This could benefit everyone by providing some competition to the AT&T, Verizon, Time Warner, COMCAST oligopoly—which must be broken up.
But maybe its no big deal as they are already supplying NSA the data either directly or, via the UK or the Germans.
As a 20 year EMT—now retired to a first responder—I know from experience—that only 3 to 7 "accidents" are actually accidental. The other ones are caused by a failure of the same component in one or more vehicles—that is the nut behind the wheel! This argues in favor of these cars.
Against this are two things: today any computer program complex enough to do something interesting can't be completely debugged.
Second is the inherently faulty design of the car's control systems. They are all on one common buss and compromise of any system will compromise vital ones as well as the WiFi or the entertainment center. This means that today's cars are easily hacked remotely via things like the tire pressure sensors. There have been presentations at most of the recent hacking conferences on the vulnerabilities of today's cars. Unless these are systematically addressed; which the automakers aren't interested in doing, cars and trucks are increasingly hazardous!
Hopefully any autonomous vehicle will address these problems. But the lack of reliable software still remains.
The 15 mph bumpers are big heavy and expensive and don't work all that well. They can limit the damage to the car, but not other: vehicles, objects, pedestrians or even horses A 25mph bumper may be technically feasible but it will not be foam.
Besides needing massive government reform which we will not get so long as we do not have congressional term limits and don't tax bribes. Redesign of the internet is not possible because much of it is controlled by oligopolies who collude with each other: the cable providers Comcast and Time Warner being the worst, they work with the Telcos/Wireless providers AT&T and Verizon. They will not support nor permit any change that they do not approve and that keep them from getting $Bn/year from DoJ and NSA.
Not a bad point as a 20 year EMT and still a first responder I can say that most traffic accidents are not! maybe 3 to 4 in a hundred are. Drinking, eating, futzing with the radio, MP3 player, CD player, DVD player, texting, chatting on the cell phone (even the heads up ones), or messing with the in car navigation (better than trying to read directions or a map though) render yet one more driver dangerous at any speed!
These cars will have massive black boxes that record everything including video and audio from inside the car.
But without intelligent legislation at this point it will be determined by case law.
What about the case where the driver—who is supposed to back stop the car is inattentive (very likely), incapacitated (drunk, drugged, a sleep, or just employees bad judgement like today?
Now how about the car computer is hacked and it is driven by some one else into other cars or a bridge abutment?

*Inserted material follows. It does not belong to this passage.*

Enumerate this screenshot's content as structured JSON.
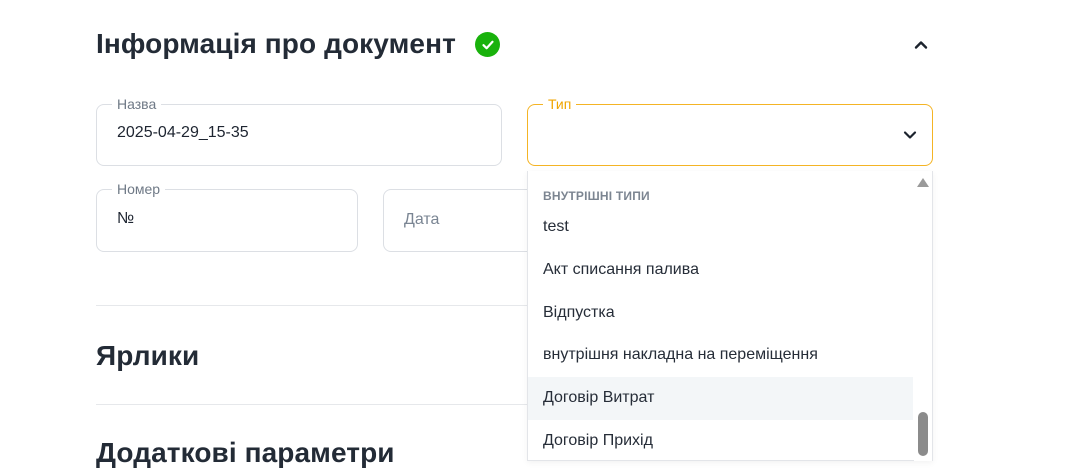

Well you don''t understand computers if you seriously think that! Current cars are subject to remote hacking of their computers and an least one suspected murder has occurred by that method. There is a Black Hat Conference paper on how to remotely control today's cars with $25 of hardware and a little code. So far Oracle hasn't managed to get the bugs out of JAVA in spite of over 10 years of massive efforts. What makes you think that a computer driver can be successfully debugged and protected from attack? I don't believe it.

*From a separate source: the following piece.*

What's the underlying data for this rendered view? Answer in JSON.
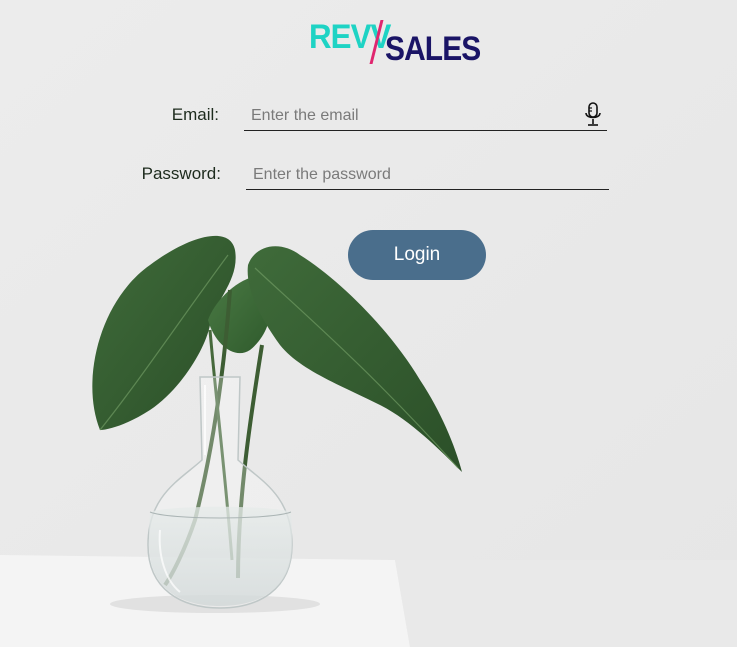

The auto industry got Tucker. And the Author's Guild is still trying to stop Google Books. Those who adapt survive. A distant cousin of mine inherited the family buggy whip business back in the '70s. There were only two old guys still there and no apprentices. The were making dressage and carriage whips for the horsey set. He looked around at demand and started making custom signal whips (used by the BDSM set). He is up to 12 employees and has a 3 month backlog. He still makes the carriage whips etc. but his business has expanded with the times.